The Sindh government and the World Bank reached an understanding on Monday to begin working on projects, entailing investments of around $2 billion, to develop Karachi and make it one of the most beautiful cities of the world.
During a meeting at the CM House, the Sindh government delegation, headed by Chief Minister Syed Murad Ali Shah, and the World Bank delegation, headed by its Country Director Patchamuthu Illangovan, discussed the three projects. The documentation work is to be submitted for final approval to the World Bank.
Urban Mobility Project
Karachi Urban Mobility (KUMP) project, estimated to cost $400m, aims to improve urban mobility, especially for women, by increasing accessibility and ensuring road safety. Under this project, the infrastructure for the Bus Rapid Transit System (BRTS) will be constructed.
World Bank experts will also conduct capacity building exercises for the officials of Sindh Mass Transit Authority (SMTA) that will be managing the BRTS upon completion. The World Bank will also finance the rehabilitation of the roads, footpaths and develop other relevant infrastructure.
The CM said that Karachi was the most beautiful city and its beauty would flourish after its transport system is established. “We are working on KCR [Karachi Circular Railway] project, but even then there is a dire need for the urban transport system of BRT,” he said.
Illangovan agreed to take up the project and urged the transport department to furnish all the relevant documents, PC-I and other layout plans, with them so that it could be sent for final approval from their board.
Addressing water issues
The CM said that he wanted to turn KWSB into one the most efficient and effective service delivery institutions. He added that this would require restructuring of its entire water supply and drainage system.
At the request of the Sindh government, the World Bank studied the water issues confronting the people and developed Karachi Water and Sewerage Services Improvement Project (KWSSIP), a $1.6 billion plan to resolve the problems. The purpose of the programme is to provide safe and reliable water and sewerage services and encourage private sector investment in water supply and waste water treatment plans.

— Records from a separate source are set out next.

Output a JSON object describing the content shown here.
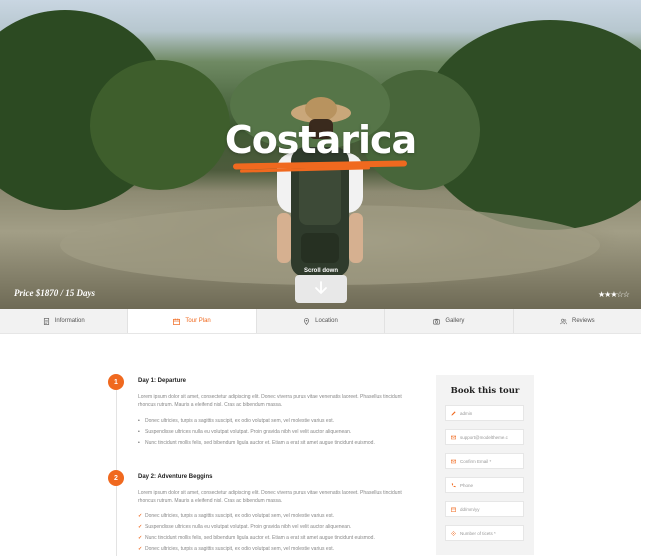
{
  "hero": {
    "title": "Costarica",
    "price": "Price $1870 / 15 Days",
    "scroll_label": "Scroll down",
    "rating_stars": "★★★☆☆",
    "rating_value": 3,
    "accent_color": "#f0691f"
  },
  "tabs": [
    {
      "label": "Information",
      "icon": "document-icon",
      "active": false
    },
    {
      "label": "Tour Plan",
      "icon": "calendar-icon",
      "active": true
    },
    {
      "label": "Location",
      "icon": "map-pin-icon",
      "active": false
    },
    {
      "label": "Gallery",
      "icon": "camera-icon",
      "active": false
    },
    {
      "label": "Reviews",
      "icon": "users-icon",
      "active": false
    }
  ],
  "plan": {
    "days": [
      {
        "number": "1",
        "title": "Day 1: Departure",
        "text": "Lorem ipsum dolor sit amet, consectetur adipiscing elit. Donec viverra purus vitae venenatis laoreet. Phasellus tincidunt rhoncus rutrum. Mauris a eleifend nisl. Cras ac bibendum massa.",
        "items": [
          "Donec ultricies, turpis a sagittis suscipit, ex odio volutpat sem, vel molestie varius est.",
          "Suspendisse ultrices nulla eu volutpat volutpat. Proin gravida nibh vel velit auctor aliquenean.",
          "Nunc tincidunt mollis felis, sed bibendum ligula auctor et. Etiam a erat sit amet augue tincidunt euismod."
        ]
      },
      {
        "number": "2",
        "title": "Day 2: Adventure Beggins",
        "text": "Lorem ipsum dolor sit amet, consectetur adipiscing elit. Donec viverra purus vitae venenatis laoreet. Phasellus tincidunt rhoncus rutrum. Mauris a eleifend nisl. Cras ac bibendum massa.",
        "items": [
          "Donec ultricies, turpis a sagittis suscipit, ex odio volutpat sem, vel molestie varius est.",
          "Suspendisse ultrices nulla eu volutpat volutpat. Proin gravida nibh vel velit auctor aliquenean.",
          "Nunc tincidunt mollis felis, sed bibendum ligula auctor et. Etiam a erat sit amet augue tincidunt euismod.",
          "Donec ultricies, turpis a sagittis suscipit, ex odio volutpat sem, vel molestie varius est."
        ]
      }
    ]
  },
  "booking": {
    "title": "Book this tour",
    "fields": [
      {
        "placeholder": "admin",
        "icon": "pencil-icon"
      },
      {
        "placeholder": "support@modeltheme.c",
        "icon": "email-icon"
      },
      {
        "placeholder": "Confirm Email *",
        "icon": "email-icon"
      },
      {
        "placeholder": "Phone",
        "icon": "phone-icon"
      },
      {
        "placeholder": "dd/mm/yy",
        "icon": "calendar-icon"
      },
      {
        "placeholder": "Number of ticets *",
        "icon": "ticket-icon"
      }
    ]
  }
}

World Bank experts said that KWSB required reforms in three sectors. Firstly, operational capacity for safe, sustainable and equitable water service delivery to all customers needed to be raised. Secondly, KWSB’s financial stability needed to be restored. The third reform was needed in the board’s governance and institutional operations.